A recent survey shows employees may not think their bosses are all that bad. asked 3,000 people what they thought of their leaders, and over 60 percent gave an "A" or "B" grade. Only 14 percent gave their bosses a "D" or "F." 

Although 86 percent of managers received a passing grade, it did not mean employees did not have issues with how some managers performed their jobs. 

In one incident, the survey describes a boss ordering a supervisor to terminate someone and then requiring the same supervisor to give the terminated employee a ride home. 

Common sense keeps most managers from making a mistake like this. Terminations are a traumatic event for the person terminated and, to a lesser degree, to the person having to perform the termination. So, if you are ever caught when an employee needs a ride home after a termination, pay for a taxi. This is no time to be cheap. 

Another reported incident was a boss who required employees to "friend" him and to "like" his Facebook videos. 

Managers and employees connecting beyond work through social media is a growing, disturbing, and risky trend. 

Consider this hypothetical. June is Tom's manager. June asks Tom to "friend" her. Through Facebook, June sees that Tom's wife purchased a sports car and goes on vacations to many luxury destinations. When a layoff occurs, June lays off Tom, believing he can afford being off work instead of focusing on objective work factors. 

Another example is Tom starts liking certain political videos from a candidate. June supports a different candidate. June begins to engage Tom in political debate at work. Their debates make other employees uncomfortable and lead to June giving Tom a warning for insubordination after a heated debate. 

A final hypothetical is what happens when June goes on vacation.

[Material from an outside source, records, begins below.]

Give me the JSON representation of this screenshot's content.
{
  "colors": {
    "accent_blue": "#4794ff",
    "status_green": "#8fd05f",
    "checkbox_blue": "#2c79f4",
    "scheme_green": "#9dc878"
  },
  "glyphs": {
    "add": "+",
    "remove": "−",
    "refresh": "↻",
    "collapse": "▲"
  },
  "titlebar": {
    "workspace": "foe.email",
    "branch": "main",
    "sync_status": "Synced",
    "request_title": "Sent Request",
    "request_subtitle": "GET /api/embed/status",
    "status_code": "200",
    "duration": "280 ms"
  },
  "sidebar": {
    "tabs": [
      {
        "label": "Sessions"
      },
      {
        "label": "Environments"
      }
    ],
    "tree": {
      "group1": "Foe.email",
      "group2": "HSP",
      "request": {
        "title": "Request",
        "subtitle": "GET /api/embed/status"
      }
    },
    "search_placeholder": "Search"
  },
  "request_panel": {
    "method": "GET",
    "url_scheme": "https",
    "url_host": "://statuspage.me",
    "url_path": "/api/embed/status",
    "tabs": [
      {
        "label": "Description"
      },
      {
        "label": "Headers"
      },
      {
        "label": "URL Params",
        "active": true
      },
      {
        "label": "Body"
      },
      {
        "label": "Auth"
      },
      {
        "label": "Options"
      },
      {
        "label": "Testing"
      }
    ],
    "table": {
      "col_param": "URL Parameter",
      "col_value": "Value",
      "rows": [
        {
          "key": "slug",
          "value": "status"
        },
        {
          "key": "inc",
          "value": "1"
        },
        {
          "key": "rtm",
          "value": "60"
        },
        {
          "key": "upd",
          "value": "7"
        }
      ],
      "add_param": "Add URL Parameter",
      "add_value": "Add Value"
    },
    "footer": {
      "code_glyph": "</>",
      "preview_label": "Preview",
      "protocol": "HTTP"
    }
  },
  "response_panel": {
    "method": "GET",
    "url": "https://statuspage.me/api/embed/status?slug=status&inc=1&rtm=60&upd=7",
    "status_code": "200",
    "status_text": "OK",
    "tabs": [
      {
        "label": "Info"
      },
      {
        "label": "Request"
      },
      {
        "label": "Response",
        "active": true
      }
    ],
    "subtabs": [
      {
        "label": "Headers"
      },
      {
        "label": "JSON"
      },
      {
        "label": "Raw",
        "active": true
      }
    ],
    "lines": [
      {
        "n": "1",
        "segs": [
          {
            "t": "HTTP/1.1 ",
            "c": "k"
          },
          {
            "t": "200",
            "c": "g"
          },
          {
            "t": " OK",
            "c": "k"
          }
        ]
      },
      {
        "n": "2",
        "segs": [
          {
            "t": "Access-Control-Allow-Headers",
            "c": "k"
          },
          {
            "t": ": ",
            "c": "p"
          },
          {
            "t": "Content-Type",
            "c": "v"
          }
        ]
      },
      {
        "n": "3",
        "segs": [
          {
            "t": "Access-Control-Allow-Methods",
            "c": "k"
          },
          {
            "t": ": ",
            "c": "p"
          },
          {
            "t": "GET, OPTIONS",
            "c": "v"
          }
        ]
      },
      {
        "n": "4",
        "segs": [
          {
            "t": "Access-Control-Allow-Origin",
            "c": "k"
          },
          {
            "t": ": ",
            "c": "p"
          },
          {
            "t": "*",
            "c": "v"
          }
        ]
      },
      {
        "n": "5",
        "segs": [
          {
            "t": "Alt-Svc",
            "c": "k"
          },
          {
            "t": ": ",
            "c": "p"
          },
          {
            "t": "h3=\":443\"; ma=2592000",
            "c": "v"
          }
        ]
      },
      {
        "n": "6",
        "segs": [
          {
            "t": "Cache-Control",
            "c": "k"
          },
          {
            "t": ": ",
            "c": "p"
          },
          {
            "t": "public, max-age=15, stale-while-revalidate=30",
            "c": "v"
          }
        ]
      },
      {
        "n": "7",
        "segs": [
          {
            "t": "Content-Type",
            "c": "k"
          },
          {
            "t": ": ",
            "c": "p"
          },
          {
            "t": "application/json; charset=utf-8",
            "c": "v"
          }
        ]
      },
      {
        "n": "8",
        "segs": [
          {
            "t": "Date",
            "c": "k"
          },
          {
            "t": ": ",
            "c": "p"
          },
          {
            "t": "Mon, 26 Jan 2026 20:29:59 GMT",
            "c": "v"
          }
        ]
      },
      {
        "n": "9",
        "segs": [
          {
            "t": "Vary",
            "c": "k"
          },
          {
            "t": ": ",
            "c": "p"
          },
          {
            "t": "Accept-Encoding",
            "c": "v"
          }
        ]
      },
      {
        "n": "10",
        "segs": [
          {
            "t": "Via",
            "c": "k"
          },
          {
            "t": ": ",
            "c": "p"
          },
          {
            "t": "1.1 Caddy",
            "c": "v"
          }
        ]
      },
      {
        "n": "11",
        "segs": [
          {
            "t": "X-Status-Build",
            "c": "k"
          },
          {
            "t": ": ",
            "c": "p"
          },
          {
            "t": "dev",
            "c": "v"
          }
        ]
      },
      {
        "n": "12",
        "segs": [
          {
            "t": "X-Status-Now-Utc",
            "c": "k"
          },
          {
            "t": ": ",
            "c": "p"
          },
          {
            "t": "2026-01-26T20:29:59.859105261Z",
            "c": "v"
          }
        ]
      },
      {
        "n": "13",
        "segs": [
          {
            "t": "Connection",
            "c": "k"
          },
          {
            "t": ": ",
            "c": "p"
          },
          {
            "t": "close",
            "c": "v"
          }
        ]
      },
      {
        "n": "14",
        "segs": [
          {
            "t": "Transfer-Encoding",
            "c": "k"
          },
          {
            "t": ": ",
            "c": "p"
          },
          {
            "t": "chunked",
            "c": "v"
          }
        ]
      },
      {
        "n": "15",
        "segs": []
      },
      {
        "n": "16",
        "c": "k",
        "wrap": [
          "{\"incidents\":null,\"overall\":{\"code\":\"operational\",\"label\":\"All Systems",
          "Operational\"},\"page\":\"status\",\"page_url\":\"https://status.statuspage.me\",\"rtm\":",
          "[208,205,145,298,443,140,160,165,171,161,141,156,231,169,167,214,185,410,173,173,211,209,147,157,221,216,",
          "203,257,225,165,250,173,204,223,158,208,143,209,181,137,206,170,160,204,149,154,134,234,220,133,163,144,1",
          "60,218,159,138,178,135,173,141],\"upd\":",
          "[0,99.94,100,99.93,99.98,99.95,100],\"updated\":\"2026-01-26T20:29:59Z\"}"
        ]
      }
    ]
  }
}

A friend who goes on vacation with June tags her in a picture that shows June inebriated. All of June's friends on Facebook, including Tom, see the image. Tom tells other employees he believes June has a drinking problem, even though he has never personally witnessed June drinking. With one image, June's standing with her employees is compromised. 

Managers and supervisors should establish and maintain boundaries with their employees, online and offline. Social media has a tendency to lower professional boundaries and make your private life a workplace subject. 

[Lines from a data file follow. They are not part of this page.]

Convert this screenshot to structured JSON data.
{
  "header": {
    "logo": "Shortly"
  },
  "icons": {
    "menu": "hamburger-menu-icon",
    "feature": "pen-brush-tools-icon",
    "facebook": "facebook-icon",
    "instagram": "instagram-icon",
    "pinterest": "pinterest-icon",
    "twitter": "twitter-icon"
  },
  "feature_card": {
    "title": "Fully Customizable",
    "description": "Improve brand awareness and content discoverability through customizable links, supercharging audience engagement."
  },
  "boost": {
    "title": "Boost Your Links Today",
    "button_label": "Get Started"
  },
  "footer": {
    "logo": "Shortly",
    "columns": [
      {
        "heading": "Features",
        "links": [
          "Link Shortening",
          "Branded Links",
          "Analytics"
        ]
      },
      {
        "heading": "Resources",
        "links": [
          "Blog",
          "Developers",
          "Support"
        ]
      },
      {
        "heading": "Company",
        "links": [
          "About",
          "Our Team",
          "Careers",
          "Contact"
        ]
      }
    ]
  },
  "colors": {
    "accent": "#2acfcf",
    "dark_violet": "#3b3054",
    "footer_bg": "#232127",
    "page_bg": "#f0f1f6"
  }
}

So, should managers close down their Facebook pages? 

Of course not, but who they invite into their social media circle should be limited to family and personal friends with a lot of thought given to whether to invite work associates. In the alternative, be careful about what you post. Consider another alternative, like inviting workplace associates to professional sites like Linkedin.

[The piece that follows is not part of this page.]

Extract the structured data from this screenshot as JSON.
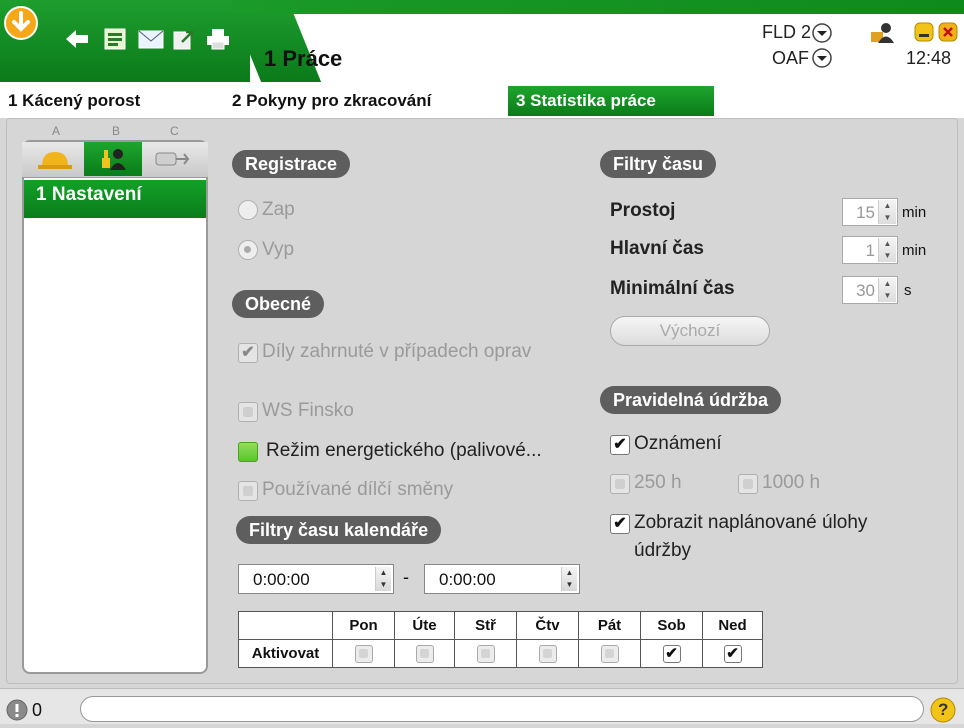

Remember, at work you should be friendly, but be cautious about lowering your professional boundaries.

This informational piece was published on August 18, 2014.